[Items from a data source]
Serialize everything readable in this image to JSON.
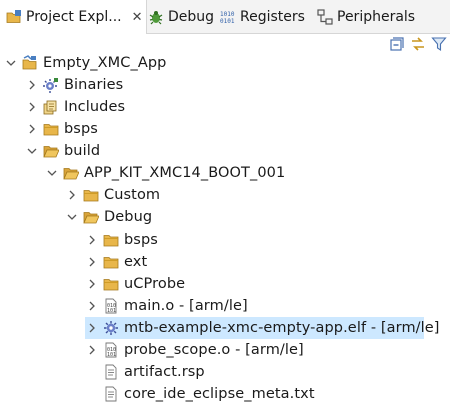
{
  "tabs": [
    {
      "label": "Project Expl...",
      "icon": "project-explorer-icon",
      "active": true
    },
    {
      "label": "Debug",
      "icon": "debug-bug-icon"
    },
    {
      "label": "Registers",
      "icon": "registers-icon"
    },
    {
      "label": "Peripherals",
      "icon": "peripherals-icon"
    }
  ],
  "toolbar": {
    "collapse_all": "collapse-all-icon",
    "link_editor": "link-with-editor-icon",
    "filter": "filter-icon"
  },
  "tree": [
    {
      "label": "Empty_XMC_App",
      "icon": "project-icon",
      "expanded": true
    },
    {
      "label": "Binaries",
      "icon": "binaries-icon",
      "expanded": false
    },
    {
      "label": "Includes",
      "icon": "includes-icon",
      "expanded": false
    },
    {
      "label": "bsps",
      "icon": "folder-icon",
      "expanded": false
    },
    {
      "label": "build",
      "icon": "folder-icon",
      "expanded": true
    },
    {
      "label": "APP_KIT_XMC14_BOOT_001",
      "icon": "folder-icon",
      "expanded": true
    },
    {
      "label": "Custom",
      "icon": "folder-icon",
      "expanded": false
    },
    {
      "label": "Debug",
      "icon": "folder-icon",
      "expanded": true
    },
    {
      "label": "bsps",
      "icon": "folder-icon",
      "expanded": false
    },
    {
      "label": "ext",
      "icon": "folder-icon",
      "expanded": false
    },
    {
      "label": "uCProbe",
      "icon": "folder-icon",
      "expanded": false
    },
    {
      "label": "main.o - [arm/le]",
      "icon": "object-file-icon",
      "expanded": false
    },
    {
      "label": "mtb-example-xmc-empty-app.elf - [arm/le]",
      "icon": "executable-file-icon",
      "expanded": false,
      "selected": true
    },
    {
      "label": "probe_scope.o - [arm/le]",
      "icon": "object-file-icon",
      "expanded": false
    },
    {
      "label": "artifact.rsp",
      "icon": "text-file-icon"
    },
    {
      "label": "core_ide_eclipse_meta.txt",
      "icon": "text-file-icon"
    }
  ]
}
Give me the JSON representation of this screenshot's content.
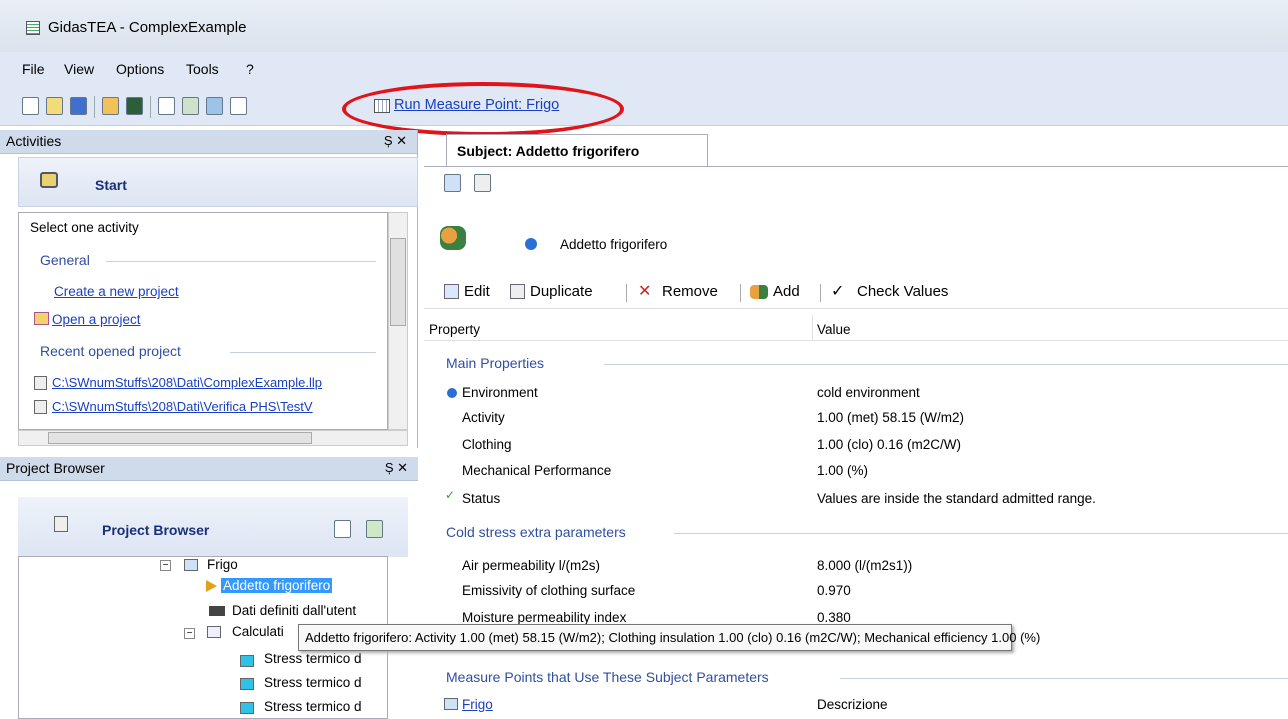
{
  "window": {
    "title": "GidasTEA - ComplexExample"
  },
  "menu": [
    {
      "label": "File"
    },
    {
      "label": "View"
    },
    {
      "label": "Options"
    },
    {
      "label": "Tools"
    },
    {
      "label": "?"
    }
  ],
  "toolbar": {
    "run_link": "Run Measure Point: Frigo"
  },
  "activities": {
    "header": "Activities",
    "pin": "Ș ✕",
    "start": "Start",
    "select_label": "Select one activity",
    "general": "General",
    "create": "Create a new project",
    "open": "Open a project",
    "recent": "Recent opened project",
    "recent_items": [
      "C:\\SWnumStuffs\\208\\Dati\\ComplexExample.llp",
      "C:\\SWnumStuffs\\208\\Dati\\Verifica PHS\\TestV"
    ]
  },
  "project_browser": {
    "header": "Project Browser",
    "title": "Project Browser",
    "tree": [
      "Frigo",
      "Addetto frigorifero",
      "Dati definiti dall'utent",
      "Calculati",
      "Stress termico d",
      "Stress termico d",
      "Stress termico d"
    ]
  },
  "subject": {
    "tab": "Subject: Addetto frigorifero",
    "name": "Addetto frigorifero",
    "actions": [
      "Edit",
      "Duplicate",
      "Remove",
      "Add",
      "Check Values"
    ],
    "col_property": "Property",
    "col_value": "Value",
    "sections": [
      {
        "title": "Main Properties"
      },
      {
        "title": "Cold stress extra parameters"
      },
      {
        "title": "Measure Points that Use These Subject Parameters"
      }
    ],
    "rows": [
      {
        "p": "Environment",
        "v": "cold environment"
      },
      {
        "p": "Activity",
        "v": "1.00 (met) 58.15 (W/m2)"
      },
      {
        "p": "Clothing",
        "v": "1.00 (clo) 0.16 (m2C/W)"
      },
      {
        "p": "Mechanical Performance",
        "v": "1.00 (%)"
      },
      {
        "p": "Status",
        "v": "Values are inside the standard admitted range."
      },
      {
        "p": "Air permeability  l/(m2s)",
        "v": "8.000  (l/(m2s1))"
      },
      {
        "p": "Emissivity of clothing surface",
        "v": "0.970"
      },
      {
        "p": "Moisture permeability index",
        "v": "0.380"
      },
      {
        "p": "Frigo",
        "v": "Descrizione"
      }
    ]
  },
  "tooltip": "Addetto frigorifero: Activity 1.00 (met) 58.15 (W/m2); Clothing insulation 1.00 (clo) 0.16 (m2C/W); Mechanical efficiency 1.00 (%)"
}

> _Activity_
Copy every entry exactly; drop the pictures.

> _Response to this task_
Serialize everything readable in this image to JSON.
{
  "tabs": [
    {
      "label": "Project Expl...",
      "icon": "project-explorer-icon",
      "active": true
    },
    {
      "label": "Debug",
      "icon": "debug-bug-icon"
    },
    {
      "label": "Registers",
      "icon": "registers-icon"
    },
    {
      "label": "Peripherals",
      "icon": "peripherals-icon"
    }
  ],
  "toolbar": {
    "collapse_all": "collapse-all-icon",
    "link_editor": "link-with-editor-icon",
    "filter": "filter-icon"
  },
  "tree": [
    {
      "label": "Empty_XMC_App",
      "icon": "project-icon",
      "expanded": true
    },
    {
      "label": "Binaries",
      "icon": "binaries-icon",
      "expanded": false
    },
    {
      "label": "Includes",
      "icon": "includes-icon",
      "expanded": false
    },
    {
      "label": "bsps",
      "icon": "folder-icon",
      "expanded": false
    },
    {
      "label": "build",
      "icon": "folder-icon",
      "expanded": true
    },
    {
      "label": "APP_KIT_XMC14_BOOT_001",
      "icon": "folder-icon",
      "expanded": true
    },
    {
      "label": "Custom",
      "icon": "folder-icon",
      "expanded": false
    },
    {
      "label": "Debug",
      "icon": "folder-icon",
      "expanded": true
    },
    {
      "label": "bsps",
      "icon": "folder-icon",
      "expanded": false
    },
    {
      "label": "ext",
      "icon": "folder-icon",
      "expanded": false
    },
    {
      "label": "uCProbe",
      "icon": "folder-icon",
      "expanded": false
    },
    {
      "label": "main.o - [arm/le]",
      "icon": "object-file-icon",
      "expanded": false
    },
    {
      "label": "mtb-example-xmc-empty-app.elf - [arm/le]",
      "icon": "executable-file-icon",
      "expanded": false,
      "selected": true
    },
    {
      "label": "probe_scope.o - [arm/le]",
      "icon": "object-file-icon",
      "expanded": false
    },
    {
      "label": "artifact.rsp",
      "icon": "text-file-icon"
    },
    {
      "label": "core_ide_eclipse_meta.txt",
      "icon": "text-file-icon"
    }
  ]
}
Give me the JSON representation of this screenshot's content.
{
  "window": {
    "title": "GidasTEA - ComplexExample"
  },
  "menu": [
    {
      "label": "File"
    },
    {
      "label": "View"
    },
    {
      "label": "Options"
    },
    {
      "label": "Tools"
    },
    {
      "label": "?"
    }
  ],
  "toolbar": {
    "run_link": "Run Measure Point: Frigo"
  },
  "activities": {
    "header": "Activities",
    "pin": "Ș ✕",
    "start": "Start",
    "select_label": "Select one activity",
    "general": "General",
    "create": "Create a new project",
    "open": "Open a project",
    "recent": "Recent opened project",
    "recent_items": [
      "C:\\SWnumStuffs\\208\\Dati\\ComplexExample.llp",
      "C:\\SWnumStuffs\\208\\Dati\\Verifica PHS\\TestV"
    ]
  },
  "project_browser": {
    "header": "Project Browser",
    "title": "Project Browser",
    "tree": [
      "Frigo",
      "Addetto frigorifero",
      "Dati definiti dall'utent",
      "Calculati",
      "Stress termico d",
      "Stress termico d",
      "Stress termico d"
    ]
  },
  "subject": {
    "tab": "Subject: Addetto frigorifero",
    "name": "Addetto frigorifero",
    "actions": [
      "Edit",
      "Duplicate",
      "Remove",
      "Add",
      "Check Values"
    ],
    "col_property": "Property",
    "col_value": "Value",
    "sections": [
      {
        "title": "Main Properties"
      },
      {
        "title": "Cold stress extra parameters"
      },
      {
        "title": "Measure Points that Use These Subject Parameters"
      }
    ],
    "rows": [
      {
        "p": "Environment",
        "v": "cold environment"
      },
      {
        "p": "Activity",
        "v": "1.00 (met) 58.15 (W/m2)"
      },
      {
        "p": "Clothing",
        "v": "1.00 (clo) 0.16 (m2C/W)"
      },
      {
        "p": "Mechanical Performance",
        "v": "1.00 (%)"
      },
      {
        "p": "Status",
        "v": "Values are inside the standard admitted range."
      },
      {
        "p": "Air permeability  l/(m2s)",
        "v": "8.000  (l/(m2s1))"
      },
      {
        "p": "Emissivity of clothing surface",
        "v": "0.970"
      },
      {
        "p": "Moisture permeability index",
        "v": "0.380"
      },
      {
        "p": "Frigo",
        "v": "Descrizione"
      }
    ]
  },
  "tooltip": "Addetto frigorifero: Activity 1.00 (met) 58.15 (W/m2); Clothing insulation 1.00 (clo) 0.16 (m2C/W); Mechanical efficiency 1.00 (%)"
}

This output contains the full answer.